Government organisations in the Middle East and Africa (MEA) region have yet to gain a nuanced understanding of cloud computing, and currently demonstrate a relatively low inclination to adopt the technology until they develop greater confidence in it, according to the latest research findings from IDC Government Insights.
A recent survey by international marketing research company IDC revealed that over half of senior government IT decision makers across the MEA region are now familiar or fairly familiar with various cloud technology terms, while fewer than 20% feel they have a strong understanding of cloud computing terminology.
At present, 60% have no interest in deploying any sort of cloud-computing environment within their organizations, highlighting the scale of the mountain that cloud vendors must climb in order to achieve more widespread adoption within the region.
Insights into the attitudes of these decision makers towards cloud computing technology reveal that the vast majority (85%) believe that cloud computing remains an immature/developing technology, in spite of acknowledging that it has the ability to offer significant and tangible benefits (74%). And while the majority believe that cloud computing has clear benefits, there are still widespread concerns regarding cost and bandwidth (72%) and its inherent security risks (68%).
"MEA public sector agencies still need to further explore and gather distinctive proficiency in order to define their business requirements and build a cloud services model that is specifically suited to their operations," says Mukesh Chulani, IDC Government Insights' research manager for the Middle East, Africa, and Turkey.
"Security concerns constitute the greatest deterrent to cloud adoption at present. As government organizations are the key custodians of citizens' information, use of the cloud could expose them to significant risk, with potentially grave liability consequences. This is a risk factor that is greatly hampering adoption in the region."
While security is the number one government concern with regard to cloud adoption, the IDC Government Insights' survey found that a general lack of understanding of the technology, a perception that cloud is unsuited to the government sector, and uncertainty regarding specific cloud providers in the market are further inhibitors to adoption in the region. Additional concerns related to issues such as cost and bandwidth, IT governance, and the ability to integrate cloud with existing systems.

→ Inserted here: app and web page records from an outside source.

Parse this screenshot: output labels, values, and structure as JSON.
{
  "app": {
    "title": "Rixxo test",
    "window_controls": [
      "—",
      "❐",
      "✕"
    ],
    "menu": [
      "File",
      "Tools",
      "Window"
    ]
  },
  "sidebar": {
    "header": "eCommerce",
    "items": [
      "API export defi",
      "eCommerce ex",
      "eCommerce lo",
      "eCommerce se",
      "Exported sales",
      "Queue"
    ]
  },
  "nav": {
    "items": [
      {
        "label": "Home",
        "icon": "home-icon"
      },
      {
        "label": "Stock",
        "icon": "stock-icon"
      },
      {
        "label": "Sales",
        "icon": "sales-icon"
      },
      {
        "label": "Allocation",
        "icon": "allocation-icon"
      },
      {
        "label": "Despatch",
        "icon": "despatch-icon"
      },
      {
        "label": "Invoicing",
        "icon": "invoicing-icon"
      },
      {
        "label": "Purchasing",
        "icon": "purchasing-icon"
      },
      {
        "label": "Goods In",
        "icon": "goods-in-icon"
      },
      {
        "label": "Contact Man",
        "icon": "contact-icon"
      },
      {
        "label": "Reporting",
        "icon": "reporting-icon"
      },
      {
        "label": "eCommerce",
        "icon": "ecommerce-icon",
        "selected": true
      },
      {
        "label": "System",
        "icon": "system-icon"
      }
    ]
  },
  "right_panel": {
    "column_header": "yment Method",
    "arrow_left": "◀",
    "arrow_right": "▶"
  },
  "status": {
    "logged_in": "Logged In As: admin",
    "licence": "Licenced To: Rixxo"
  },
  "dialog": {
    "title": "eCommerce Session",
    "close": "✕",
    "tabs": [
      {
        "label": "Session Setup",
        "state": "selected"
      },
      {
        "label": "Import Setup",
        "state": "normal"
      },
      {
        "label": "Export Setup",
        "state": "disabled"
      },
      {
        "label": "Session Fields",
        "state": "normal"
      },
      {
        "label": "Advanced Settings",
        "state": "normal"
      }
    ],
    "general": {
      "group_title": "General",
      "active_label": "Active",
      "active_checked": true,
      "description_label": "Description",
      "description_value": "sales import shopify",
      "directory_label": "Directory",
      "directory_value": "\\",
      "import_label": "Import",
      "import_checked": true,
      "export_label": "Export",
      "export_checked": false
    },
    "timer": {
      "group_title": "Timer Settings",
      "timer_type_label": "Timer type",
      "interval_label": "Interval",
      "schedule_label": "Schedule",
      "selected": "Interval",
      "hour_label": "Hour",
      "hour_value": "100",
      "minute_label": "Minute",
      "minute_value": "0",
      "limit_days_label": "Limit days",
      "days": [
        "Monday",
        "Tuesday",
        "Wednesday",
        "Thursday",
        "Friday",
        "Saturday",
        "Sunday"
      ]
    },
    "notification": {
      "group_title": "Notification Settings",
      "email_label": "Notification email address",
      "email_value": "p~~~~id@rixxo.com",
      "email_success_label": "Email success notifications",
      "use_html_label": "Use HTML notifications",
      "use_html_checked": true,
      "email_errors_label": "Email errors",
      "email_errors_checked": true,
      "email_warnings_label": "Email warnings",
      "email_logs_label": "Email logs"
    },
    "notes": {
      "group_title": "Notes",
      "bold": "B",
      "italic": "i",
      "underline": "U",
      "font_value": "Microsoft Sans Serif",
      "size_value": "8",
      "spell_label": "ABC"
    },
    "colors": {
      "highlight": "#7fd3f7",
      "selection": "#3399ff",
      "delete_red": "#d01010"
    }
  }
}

Chulani urges vendors to set about overcoming such concerns by educating internal stakeholders with regard to cloud computing.
"Government organizations in the Middle East and Africa region are simply unaware of how to best take advantage of the cloud delivery model. The technology is disruptive, buyers are sceptical, and hype abounds," he says.
"IT decision makers must help bolster awareness within their organizations by providing educational tools, models, and success stories. An inventory of government organizations' current IT environments would also provide a good indication of whether existing systems contain sensitive or mission-critical data and which workloads are most suitable for migration to the cloud, thus providing an excellent base from which to plan for the cloud."